Veteran Disability Compensation

If you have a disability related to Agent Orange exposure, you are eligible for disability compensation. VA recognizes several health complications and specific cancers significantly associated with Agent Orange exposure during active military service. However, you must have been discharged under conditions other than dishonorable conditions.

Children with Birth Defects Benefits

The Agent Orange Act benefits extend to the children of Vietnam-era parents. If you served in Vietnam or Korea during the Agent Orange spray and have kids with congenital disabilities, they qualify for health care, VA compensation, and vocational training.

Survivors Benefits

The spouses, children, and parents of veterans exposed to Agent Orange and died are eligible for VA compensation. The VA offers these survivors health care, education, monthly compensation, and home loan benefits.

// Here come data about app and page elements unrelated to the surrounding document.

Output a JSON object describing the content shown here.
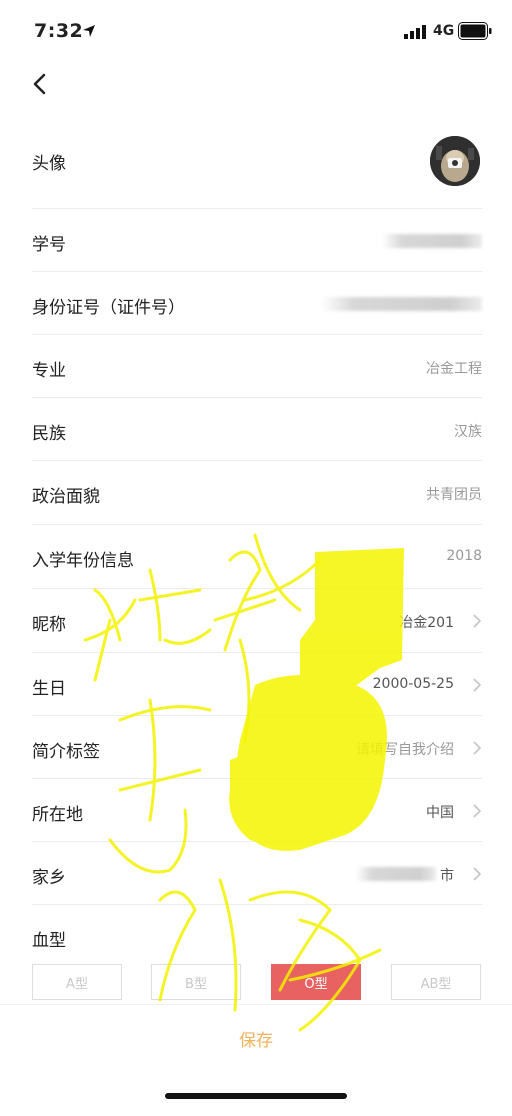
{
  "status": {
    "time": "7:32",
    "network": "4G"
  },
  "profile": {
    "avatar_label": "头像",
    "student_id_label": "学号",
    "id_number_label": "身份证号（证件号）",
    "major_label": "专业",
    "major_value": "冶金工程",
    "ethnicity_label": "民族",
    "ethnicity_value": "汉族",
    "political_label": "政治面貌",
    "political_value": "共青团员",
    "enroll_label": "入学年份信息",
    "enroll_value": "2018",
    "nickname_label": "昵称",
    "nickname_value": "冶金201",
    "birthday_label": "生日",
    "birthday_value": "2000-05-25",
    "bio_label": "简介标签",
    "bio_value": "请填写自我介绍",
    "location_label": "所在地",
    "location_value": "中国",
    "hometown_label": "家乡",
    "hometown_value": "市",
    "blood_label": "血型"
  },
  "blood_types": [
    "A型",
    "B型",
    "O型",
    "AB型"
  ],
  "selected_blood_type": "O型",
  "save_label": "保存",
  "colors": {
    "accent": "#f0b35a",
    "selected": "#e86262",
    "highlighter": "#f5f500"
  }
}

What Conditions Does Agent Orange Cause?

Veterans are exposed to various diseases and health complications from inhaling Agent Orange chemicals. At first, the CDC associated 14 diseases with herbicide exposure, but it gradually increased over time. The following are conditions caused by Agent Orange exposure:

  • Severe congenital disabilities or miscarriage
  • B-cell leukemia
  • Diabetes Type 2
  • Parkinson’s disease
  • Multiple myeloma
  • Prostate cancer
  • Ischemic heart disease

The Agent Orange effects and health complications are life-threatening and need attention early. After getting medical care, find an experienced attorney to help file a lawsuit and enjoy these VA benefits. Note that millions of veterans were affected, and a significant percentage haven’t applied for compensation.